The history of human capital theory in Western economics has been about the abandonment of people.

In this new vision of the economy, workers cannot be seen as a special class with common interests. They didn't even belong to a company... too communal. For sure, perhaps they were not even working! Instead, Homo economicus qua human capital was somehow external to the firm, pursuing only its own interests and investing in its own abilities in order to achieve the best result. This fantasy of a "nation of free agents" often bordered on the supernatural. For this reason, airport pop management books from the 1980s and 90s are fun. According to Charles Handy's The Age of Paradox (1994), for example: "Karl Marx would have been surprised. He dreamed of the day when workers would own the means of production. Now they are doing it. Peter Drucker even felt comfortable announcing the onset of a "post-capitalist society", calling the US the most socialist country, because all workers eventually own some capital.

What is no joke is the bold new world of work that followed neoclassical ideas such as human capital theory. Only when the wage earner is created in this ultra-individualistic fashion will the regressive trend toward on-demand labor contracts (or "zero hours") ever take hold in the economy. What some call the uberization of the workforce occurs by reclassifying workers as independent business owners, thereby shifting all the costs of employment to the worker: training, uniforms, vehicles, and pretty much everything else.

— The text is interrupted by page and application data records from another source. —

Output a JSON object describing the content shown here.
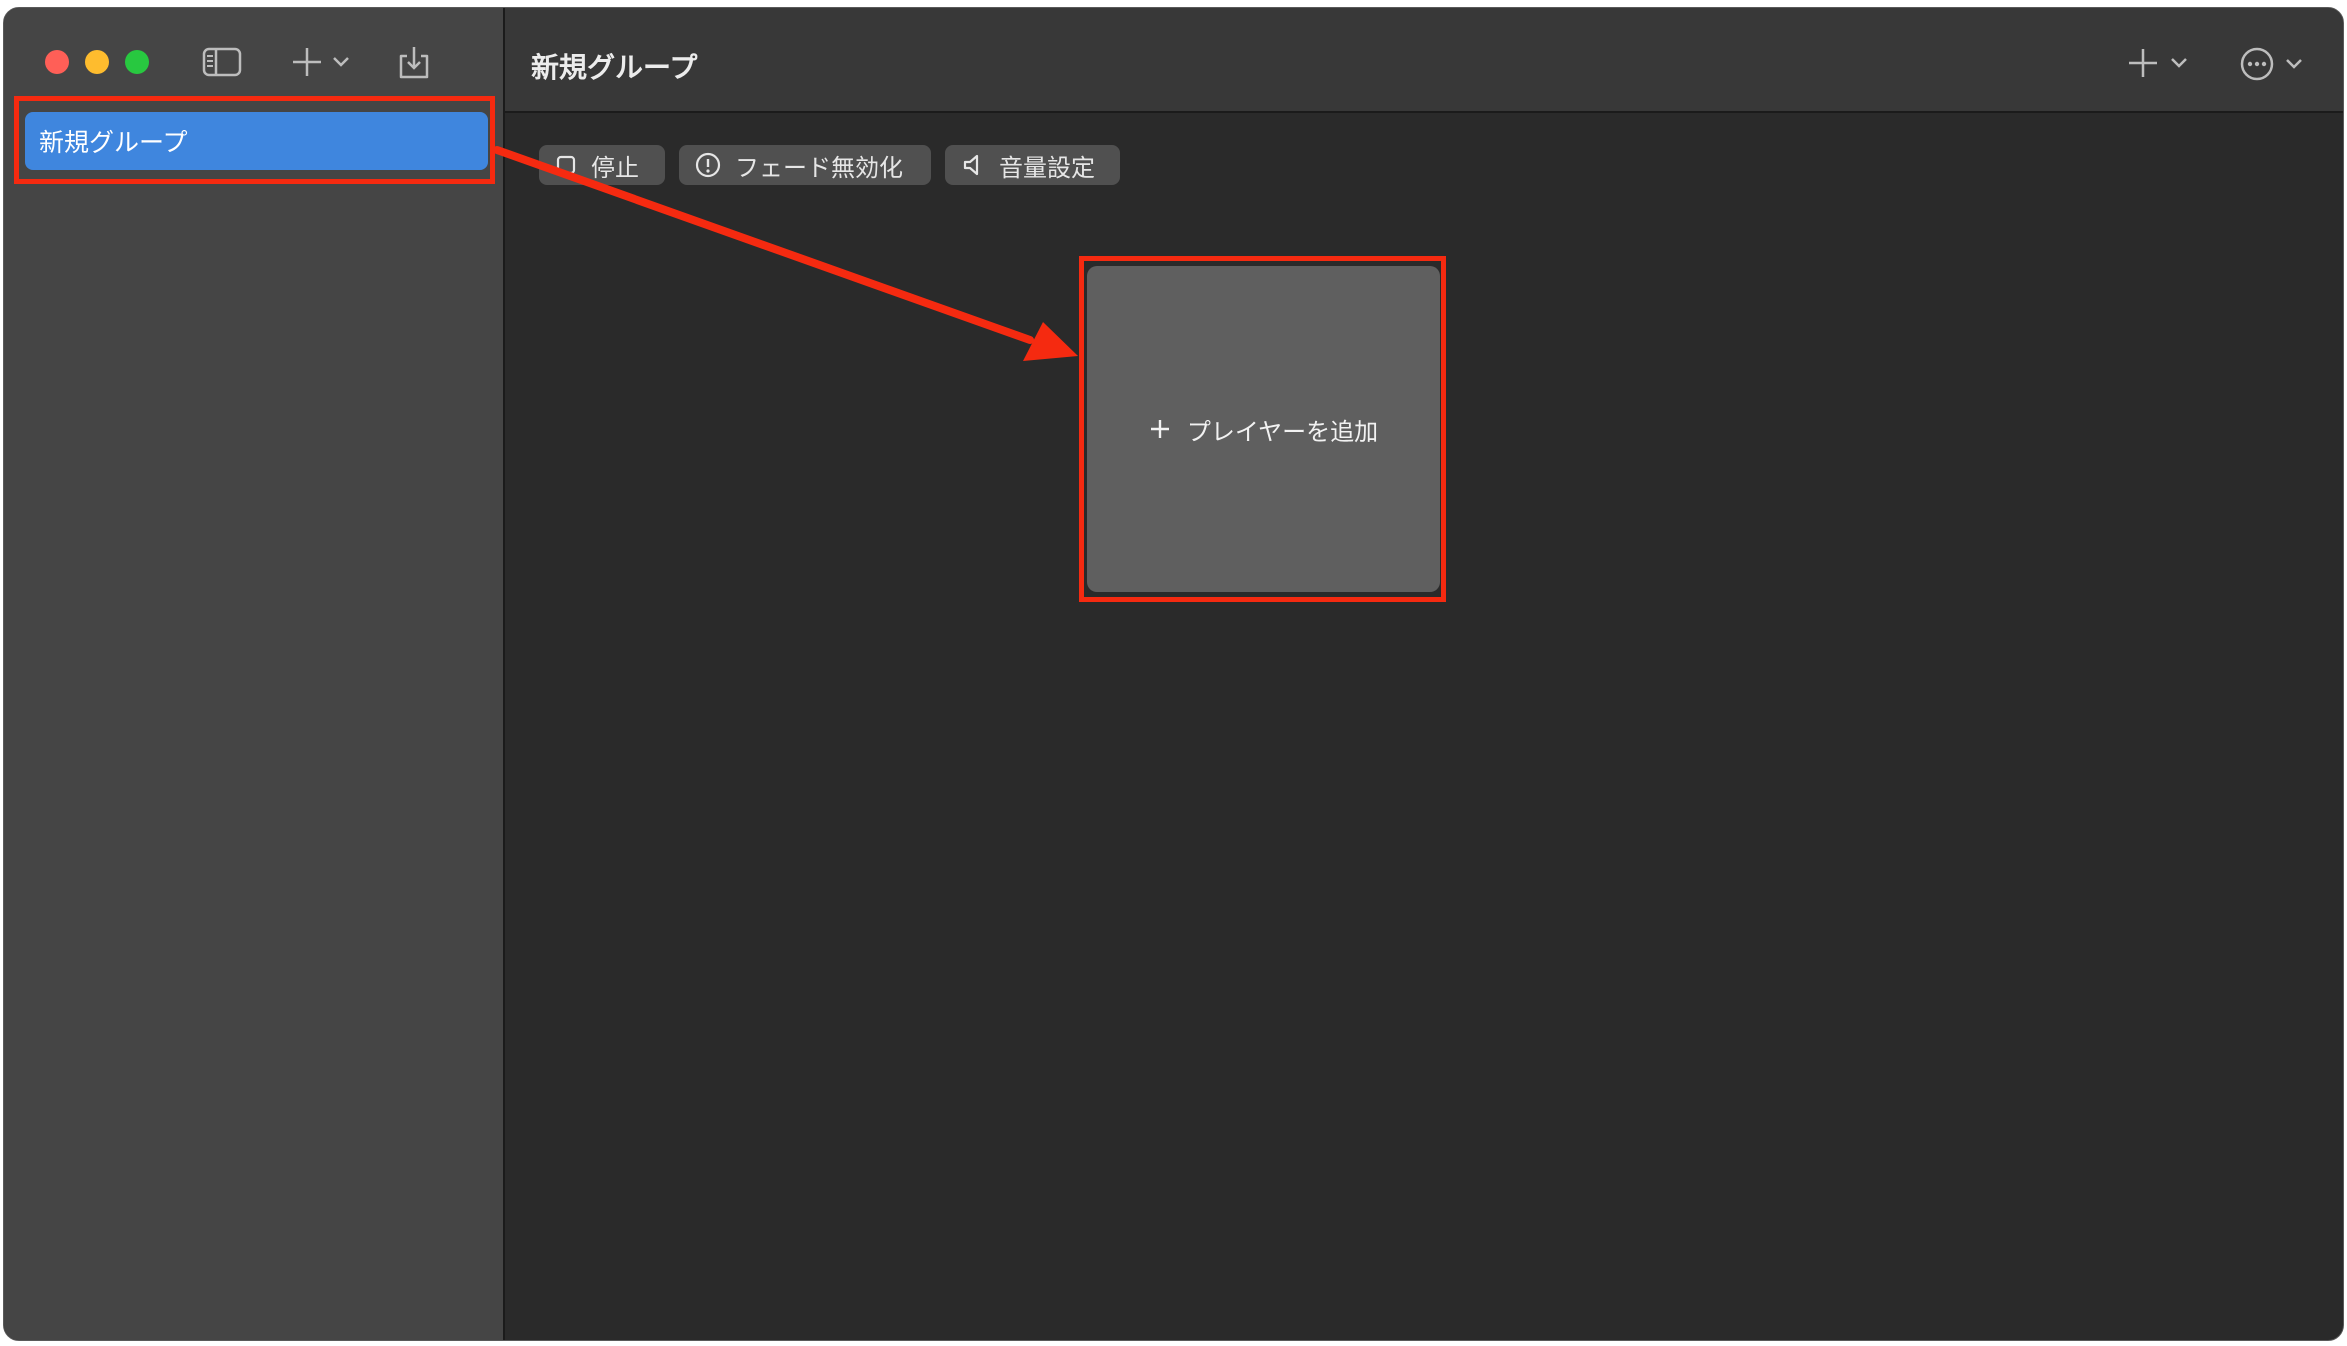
{
  "sidebar": {
    "groups": [
      {
        "label": "新規グループ",
        "selected": true
      }
    ]
  },
  "main": {
    "title": "新規グループ",
    "controls": {
      "stop_label": "停止",
      "fade_label": "フェード無効化",
      "volume_label": "音量設定"
    },
    "add_player_label": "プレイヤーを追加"
  },
  "colors": {
    "accent": "#3f86de",
    "annotation": "#f52a10",
    "traffic_close": "#ff5f57",
    "traffic_min": "#febc2e",
    "traffic_max": "#28c840"
  },
  "icons": {
    "sidebar_toggle": "sidebar-icon",
    "add": "plus-icon",
    "dropdown": "chevron-down-icon",
    "export": "tray-arrow-down-icon",
    "more": "ellipsis-circle-icon",
    "stop": "square-icon",
    "fade": "exclamation-circle-icon",
    "volume": "speaker-icon"
  }
}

Back in the 1960s, Friedman envisioned a society in which we would all be wealthy and successful entrepreneurs. In reality, we have received pay cuts, reduced vacation or sick leave, chronic skills shortages, credit card debt, and endless hours of pointless work. In any case, the history of human capital theory in Western economics has been about abandoning people, not the other way around.

This is because he was born during an extreme period in the history of the 20th century, when many believed that the fate of humanity was hanging in the balance. Therefore, it should be approached as a rather eccentric and largely unrealistic relic of the Cold War. It was only in this highly unusual environment that individualists like Hayek and Friedman could be taken seriously and listened to. In the face of communist collectivism, the Chicago school developed a diametrically opposed concept of a society populated by pod-like people who automatically shun all forms of non-transactional social cohesion.tions. These loners are driven only by the spirit of self-serving competition. Blindly attached to money. Insecure and paranoid. No wonder we are so unhealthy today.